— EXERCISE AIM —
Would you retype all of these records exactly?

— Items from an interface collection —

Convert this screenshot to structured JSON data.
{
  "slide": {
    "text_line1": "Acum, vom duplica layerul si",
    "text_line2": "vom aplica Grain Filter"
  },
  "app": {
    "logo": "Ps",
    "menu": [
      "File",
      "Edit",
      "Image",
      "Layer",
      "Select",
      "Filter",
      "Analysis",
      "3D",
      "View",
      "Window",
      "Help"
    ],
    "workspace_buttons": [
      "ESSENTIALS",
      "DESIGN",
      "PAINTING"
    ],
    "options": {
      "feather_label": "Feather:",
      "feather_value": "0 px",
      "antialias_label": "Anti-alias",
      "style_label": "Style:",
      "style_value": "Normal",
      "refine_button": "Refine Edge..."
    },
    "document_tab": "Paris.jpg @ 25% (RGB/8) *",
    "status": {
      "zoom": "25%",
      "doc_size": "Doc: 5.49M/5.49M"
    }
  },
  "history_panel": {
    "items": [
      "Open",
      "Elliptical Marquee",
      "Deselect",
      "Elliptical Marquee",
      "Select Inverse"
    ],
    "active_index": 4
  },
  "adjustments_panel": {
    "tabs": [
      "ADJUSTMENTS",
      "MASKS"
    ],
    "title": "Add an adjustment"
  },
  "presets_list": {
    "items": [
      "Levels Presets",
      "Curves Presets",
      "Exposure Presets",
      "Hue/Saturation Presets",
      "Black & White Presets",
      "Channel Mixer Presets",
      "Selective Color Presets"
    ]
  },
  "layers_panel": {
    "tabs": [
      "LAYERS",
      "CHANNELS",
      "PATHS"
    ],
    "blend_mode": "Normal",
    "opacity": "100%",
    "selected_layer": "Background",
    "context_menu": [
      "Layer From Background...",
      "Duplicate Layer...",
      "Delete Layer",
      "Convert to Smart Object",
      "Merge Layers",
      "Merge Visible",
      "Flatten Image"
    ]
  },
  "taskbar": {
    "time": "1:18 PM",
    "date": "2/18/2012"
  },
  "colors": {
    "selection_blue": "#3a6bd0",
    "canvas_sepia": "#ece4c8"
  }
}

— ANSWER TO THIS PROBLEM —
Convert this screenshot to structured JSON data.
{
  "slide": {
    "text_line1": "Acum, vom duplica layerul si",
    "text_line2": "vom aplica Grain Filter"
  },
  "app": {
    "logo": "Ps",
    "menu": [
      "File",
      "Edit",
      "Image",
      "Layer",
      "Select",
      "Filter",
      "Analysis",
      "3D",
      "View",
      "Window",
      "Help"
    ],
    "workspace_buttons": [
      "ESSENTIALS",
      "DESIGN",
      "PAINTING"
    ],
    "options": {
      "feather_label": "Feather:",
      "feather_value": "0 px",
      "antialias_label": "Anti-alias",
      "style_label": "Style:",
      "style_value": "Normal",
      "refine_button": "Refine Edge..."
    },
    "document_tab": "Paris.jpg @ 25% (RGB/8) *",
    "status": {
      "zoom": "25%",
      "doc_size": "Doc: 5.49M/5.49M"
    }
  },
  "history_panel": {
    "items": [
      "Open",
      "Elliptical Marquee",
      "Deselect",
      "Elliptical Marquee",
      "Select Inverse"
    ],
    "active_index": 4
  },
  "adjustments_panel": {
    "tabs": [
      "ADJUSTMENTS",
      "MASKS"
    ],
    "title": "Add an adjustment"
  },
  "presets_list": {
    "items": [
      "Levels Presets",
      "Curves Presets",
      "Exposure Presets",
      "Hue/Saturation Presets",
      "Black & White Presets",
      "Channel Mixer Presets",
      "Selective Color Presets"
    ]
  },
  "layers_panel": {
    "tabs": [
      "LAYERS",
      "CHANNELS",
      "PATHS"
    ],
    "blend_mode": "Normal",
    "opacity": "100%",
    "selected_layer": "Background",
    "context_menu": [
      "Layer From Background...",
      "Duplicate Layer...",
      "Delete Layer",
      "Convert to Smart Object",
      "Merge Layers",
      "Merge Visible",
      "Flatten Image"
    ]
  },
  "taskbar": {
    "time": "1:18 PM",
    "date": "2/18/2012"
  },
  "colors": {
    "selection_blue": "#3a6bd0",
    "canvas_sepia": "#ece4c8"
  }
}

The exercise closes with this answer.